Data records for software interfaces
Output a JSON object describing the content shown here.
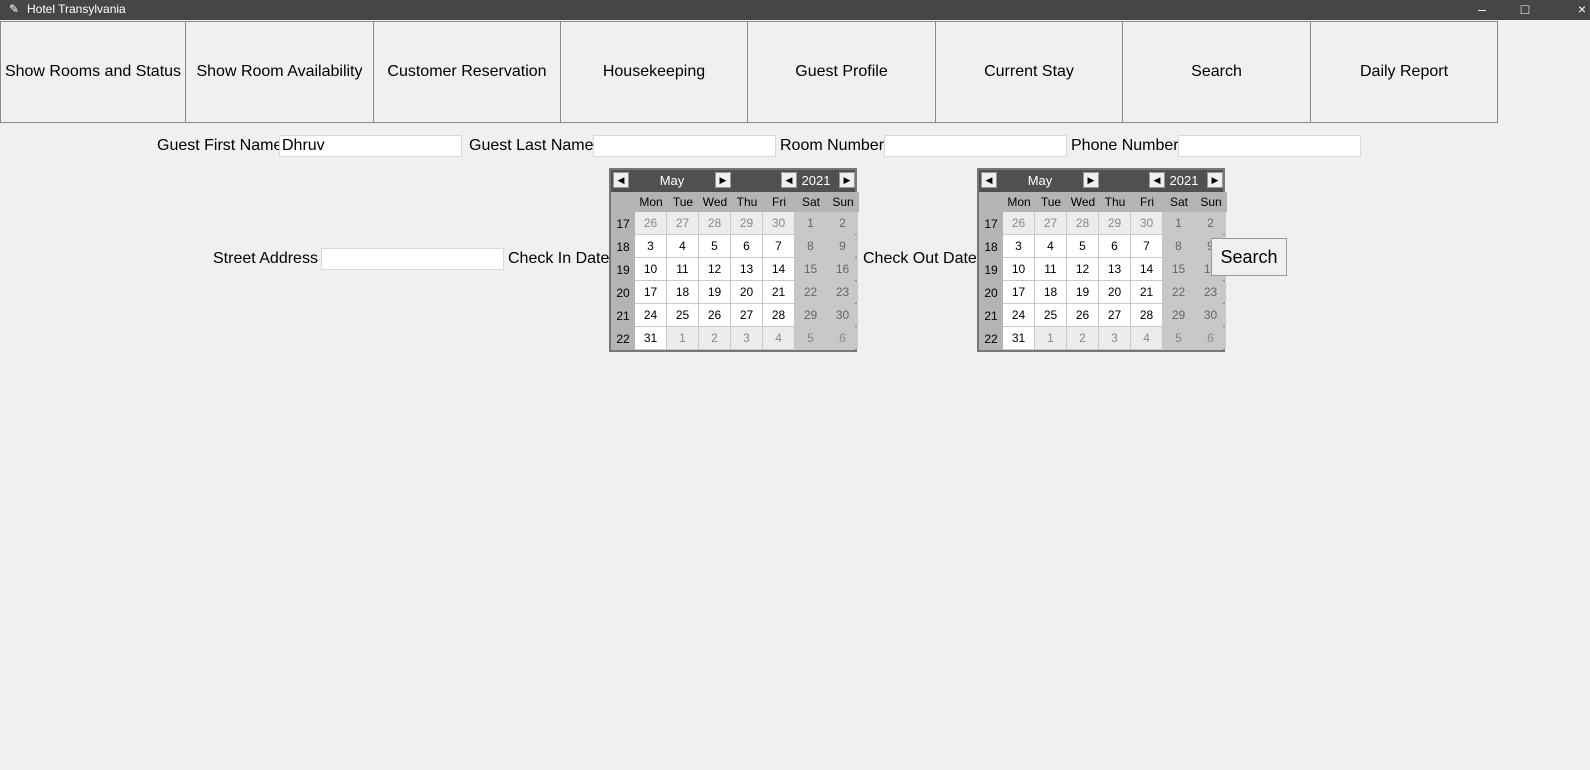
{
  "window": {
    "title": "Hotel Transylvania",
    "icon": "feather-icon",
    "minimize_glyph": "–",
    "maximize_glyph": "□",
    "close_glyph": "×"
  },
  "nav": [
    {
      "label": "Show Rooms and Status"
    },
    {
      "label": "Show Room Availability"
    },
    {
      "label": "Customer Reservation"
    },
    {
      "label": "Housekeeping"
    },
    {
      "label": "Guest Profile"
    },
    {
      "label": "Current Stay"
    },
    {
      "label": "Search"
    },
    {
      "label": "Daily Report"
    }
  ],
  "form": {
    "first_name_label": "Guest First Name",
    "first_name_value": "Dhruv",
    "last_name_label": "Guest Last Name",
    "last_name_value": "",
    "room_number_label": "Room Number",
    "room_number_value": "",
    "phone_label": "Phone Number",
    "phone_value": "",
    "street_label": "Street Address",
    "street_value": "",
    "checkin_label": "Check In Date",
    "checkout_label": "Check Out Date",
    "search_label": "Search"
  },
  "calendar": {
    "month": "May",
    "year": "2021",
    "weekdays": [
      "Mon",
      "Tue",
      "Wed",
      "Thu",
      "Fri",
      "Sat",
      "Sun"
    ],
    "weeks": [
      {
        "num": "17",
        "days": [
          "26",
          "27",
          "28",
          "29",
          "30",
          "1",
          "2"
        ]
      },
      {
        "num": "18",
        "days": [
          "3",
          "4",
          "5",
          "6",
          "7",
          "8",
          "9"
        ]
      },
      {
        "num": "19",
        "days": [
          "10",
          "11",
          "12",
          "13",
          "14",
          "15",
          "16"
        ]
      },
      {
        "num": "20",
        "days": [
          "17",
          "18",
          "19",
          "20",
          "21",
          "22",
          "23"
        ]
      },
      {
        "num": "21",
        "days": [
          "24",
          "25",
          "26",
          "27",
          "28",
          "29",
          "30"
        ]
      },
      {
        "num": "22",
        "days": [
          "31",
          "1",
          "2",
          "3",
          "4",
          "5",
          "6"
        ]
      }
    ]
  },
  "colors": {
    "titlebar": "#484644",
    "calendar_header": "#505050",
    "weekend_cell": "#c8c8c8",
    "window_bg": "#f0f0f0"
  }
}
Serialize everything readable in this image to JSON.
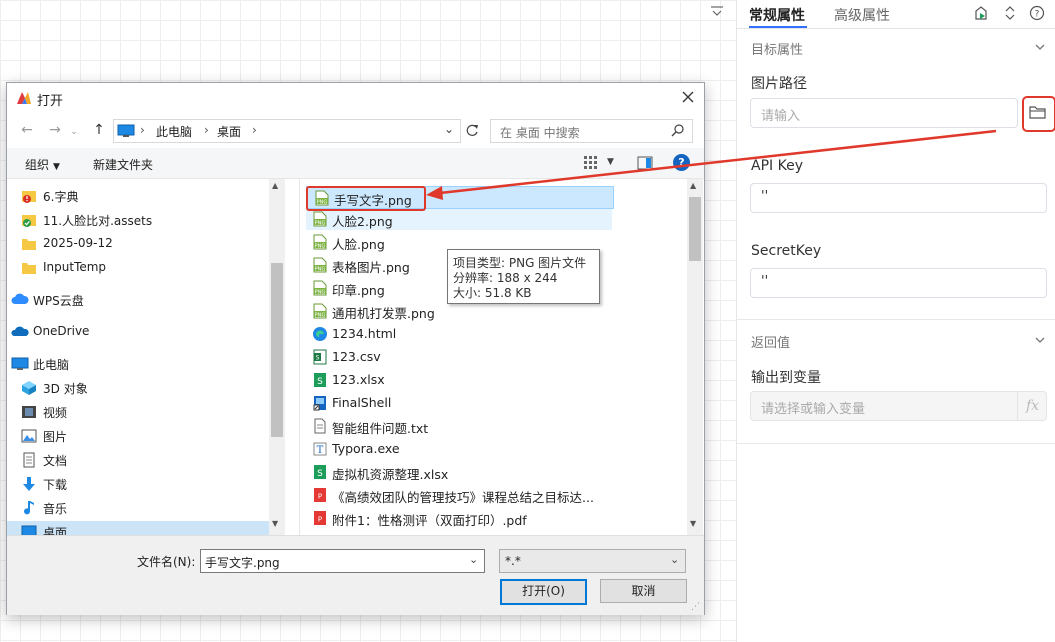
{
  "canvas": {
    "top_right_dropdown": "chevron"
  },
  "panel": {
    "tabs": [
      "常规属性",
      "高级属性"
    ],
    "sections": {
      "target": "目标属性",
      "return": "返回值"
    },
    "fields": {
      "image_path_label": "图片路径",
      "image_path_placeholder": "请输入",
      "api_key_label": "API Key",
      "api_key_value": "''",
      "secret_key_label": "SecretKey",
      "secret_key_value": "''",
      "output_label": "输出到变量",
      "output_placeholder": "请选择或输入变量",
      "fx": "fx"
    }
  },
  "dialog": {
    "title": "打开",
    "breadcrumb": [
      "此电脑",
      "桌面"
    ],
    "search_placeholder": "在 桌面 中搜索",
    "toolbar": {
      "organize": "组织",
      "new_folder": "新建文件夹",
      "help": "?"
    },
    "nav_items": [
      {
        "label": "6.字典",
        "icon": "red-badge-folder-icon"
      },
      {
        "label": "11.人脸比对.assets",
        "icon": "green-check-folder-icon"
      },
      {
        "label": "2025-09-12",
        "icon": "folder-icon"
      },
      {
        "label": "InputTemp",
        "icon": "folder-icon"
      },
      {
        "label": "WPS云盘",
        "icon": "wps-cloud-icon"
      },
      {
        "label": "OneDrive",
        "icon": "onedrive-icon"
      },
      {
        "label": "此电脑",
        "icon": "computer-icon"
      },
      {
        "label": "3D 对象",
        "icon": "3d-objects-icon"
      },
      {
        "label": "视频",
        "icon": "video-icon"
      },
      {
        "label": "图片",
        "icon": "pictures-icon"
      },
      {
        "label": "文档",
        "icon": "documents-icon"
      },
      {
        "label": "下载",
        "icon": "download-icon"
      },
      {
        "label": "音乐",
        "icon": "music-icon"
      },
      {
        "label": "桌面",
        "icon": "desktop-icon"
      }
    ],
    "files": [
      {
        "name": "手写文字.png",
        "icon": "png"
      },
      {
        "name": "人脸2.png",
        "icon": "png"
      },
      {
        "name": "人脸.png",
        "icon": "png"
      },
      {
        "name": "表格图片.png",
        "icon": "png"
      },
      {
        "name": "印章.png",
        "icon": "png"
      },
      {
        "name": "通用机打发票.png",
        "icon": "png"
      },
      {
        "name": "1234.html",
        "icon": "edge"
      },
      {
        "name": "123.csv",
        "icon": "csv"
      },
      {
        "name": "123.xlsx",
        "icon": "xlsx"
      },
      {
        "name": "FinalShell",
        "icon": "shortcut"
      },
      {
        "name": "智能组件问题.txt",
        "icon": "txt"
      },
      {
        "name": "Typora.exe",
        "icon": "exe"
      },
      {
        "name": "虚拟机资源整理.xlsx",
        "icon": "xlsx"
      },
      {
        "name": "《高绩效团队的管理技巧》课程总结之目标达...",
        "icon": "pdf"
      },
      {
        "name": "附件1：性格测评（双面打印）.pdf",
        "icon": "pdf"
      }
    ],
    "tooltip": {
      "type": "项目类型: PNG 图片文件",
      "resolution": "分辨率: 188 x 244",
      "size": "大小: 51.8 KB"
    },
    "filename_label": "文件名(N):",
    "filename_value": "手写文字.png",
    "filter_value": "*.*",
    "open_button": "打开(O)",
    "cancel_button": "取消"
  },
  "annotation_color": "#e0392b"
}
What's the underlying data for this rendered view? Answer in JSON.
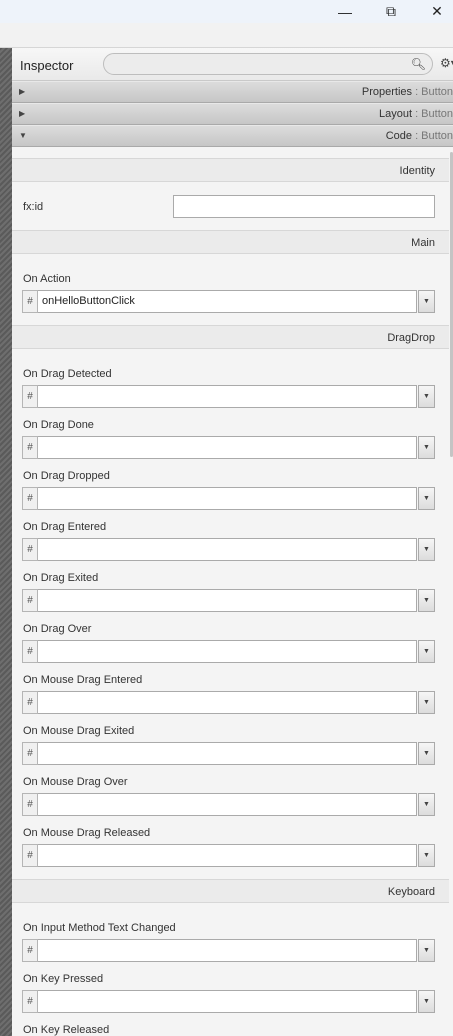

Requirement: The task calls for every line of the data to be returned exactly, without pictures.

Task output:
Output a JSON object describing the content shown here.
{
  "window": {
    "title": "Hotel Transylvania",
    "icon": "feather-icon",
    "minimize_glyph": "–",
    "maximize_glyph": "□",
    "close_glyph": "×"
  },
  "nav": [
    {
      "label": "Show Rooms and Status"
    },
    {
      "label": "Show Room Availability"
    },
    {
      "label": "Customer Reservation"
    },
    {
      "label": "Housekeeping"
    },
    {
      "label": "Guest Profile"
    },
    {
      "label": "Current Stay"
    },
    {
      "label": "Search"
    },
    {
      "label": "Daily Report"
    }
  ],
  "form": {
    "first_name_label": "Guest First Name",
    "first_name_value": "Dhruv",
    "last_name_label": "Guest Last Name",
    "last_name_value": "",
    "room_number_label": "Room Number",
    "room_number_value": "",
    "phone_label": "Phone Number",
    "phone_value": "",
    "street_label": "Street Address",
    "street_value": "",
    "checkin_label": "Check In Date",
    "checkout_label": "Check Out Date",
    "search_label": "Search"
  },
  "calendar": {
    "month": "May",
    "year": "2021",
    "weekdays": [
      "Mon",
      "Tue",
      "Wed",
      "Thu",
      "Fri",
      "Sat",
      "Sun"
    ],
    "weeks": [
      {
        "num": "17",
        "days": [
          "26",
          "27",
          "28",
          "29",
          "30",
          "1",
          "2"
        ]
      },
      {
        "num": "18",
        "days": [
          "3",
          "4",
          "5",
          "6",
          "7",
          "8",
          "9"
        ]
      },
      {
        "num": "19",
        "days": [
          "10",
          "11",
          "12",
          "13",
          "14",
          "15",
          "16"
        ]
      },
      {
        "num": "20",
        "days": [
          "17",
          "18",
          "19",
          "20",
          "21",
          "22",
          "23"
        ]
      },
      {
        "num": "21",
        "days": [
          "24",
          "25",
          "26",
          "27",
          "28",
          "29",
          "30"
        ]
      },
      {
        "num": "22",
        "days": [
          "31",
          "1",
          "2",
          "3",
          "4",
          "5",
          "6"
        ]
      }
    ]
  },
  "colors": {
    "titlebar": "#484644",
    "calendar_header": "#505050",
    "weekend_cell": "#c8c8c8",
    "window_bg": "#f0f0f0"
  }
}
Serialize everything readable in this image to JSON.
{
  "canvas": {
    "top_right_dropdown": "chevron"
  },
  "panel": {
    "tabs": [
      "常规属性",
      "高级属性"
    ],
    "sections": {
      "target": "目标属性",
      "return": "返回值"
    },
    "fields": {
      "image_path_label": "图片路径",
      "image_path_placeholder": "请输入",
      "api_key_label": "API Key",
      "api_key_value": "''",
      "secret_key_label": "SecretKey",
      "secret_key_value": "''",
      "output_label": "输出到变量",
      "output_placeholder": "请选择或输入变量",
      "fx": "fx"
    }
  },
  "dialog": {
    "title": "打开",
    "breadcrumb": [
      "此电脑",
      "桌面"
    ],
    "search_placeholder": "在 桌面 中搜索",
    "toolbar": {
      "organize": "组织",
      "new_folder": "新建文件夹",
      "help": "?"
    },
    "nav_items": [
      {
        "label": "6.字典",
        "icon": "red-badge-folder-icon"
      },
      {
        "label": "11.人脸比对.assets",
        "icon": "green-check-folder-icon"
      },
      {
        "label": "2025-09-12",
        "icon": "folder-icon"
      },
      {
        "label": "InputTemp",
        "icon": "folder-icon"
      },
      {
        "label": "WPS云盘",
        "icon": "wps-cloud-icon"
      },
      {
        "label": "OneDrive",
        "icon": "onedrive-icon"
      },
      {
        "label": "此电脑",
        "icon": "computer-icon"
      },
      {
        "label": "3D 对象",
        "icon": "3d-objects-icon"
      },
      {
        "label": "视频",
        "icon": "video-icon"
      },
      {
        "label": "图片",
        "icon": "pictures-icon"
      },
      {
        "label": "文档",
        "icon": "documents-icon"
      },
      {
        "label": "下载",
        "icon": "download-icon"
      },
      {
        "label": "音乐",
        "icon": "music-icon"
      },
      {
        "label": "桌面",
        "icon": "desktop-icon"
      }
    ],
    "files": [
      {
        "name": "手写文字.png",
        "icon": "png"
      },
      {
        "name": "人脸2.png",
        "icon": "png"
      },
      {
        "name": "人脸.png",
        "icon": "png"
      },
      {
        "name": "表格图片.png",
        "icon": "png"
      },
      {
        "name": "印章.png",
        "icon": "png"
      },
      {
        "name": "通用机打发票.png",
        "icon": "png"
      },
      {
        "name": "1234.html",
        "icon": "edge"
      },
      {
        "name": "123.csv",
        "icon": "csv"
      },
      {
        "name": "123.xlsx",
        "icon": "xlsx"
      },
      {
        "name": "FinalShell",
        "icon": "shortcut"
      },
      {
        "name": "智能组件问题.txt",
        "icon": "txt"
      },
      {
        "name": "Typora.exe",
        "icon": "exe"
      },
      {
        "name": "虚拟机资源整理.xlsx",
        "icon": "xlsx"
      },
      {
        "name": "《高绩效团队的管理技巧》课程总结之目标达...",
        "icon": "pdf"
      },
      {
        "name": "附件1：性格测评（双面打印）.pdf",
        "icon": "pdf"
      }
    ],
    "tooltip": {
      "type": "项目类型: PNG 图片文件",
      "resolution": "分辨率: 188 x 244",
      "size": "大小: 51.8 KB"
    },
    "filename_label": "文件名(N):",
    "filename_value": "手写文字.png",
    "filter_value": "*.*",
    "open_button": "打开(O)",
    "cancel_button": "取消"
  },
  "annotation_color": "#e0392b"
}
What's the underlying data for this rendered view? Answer in JSON.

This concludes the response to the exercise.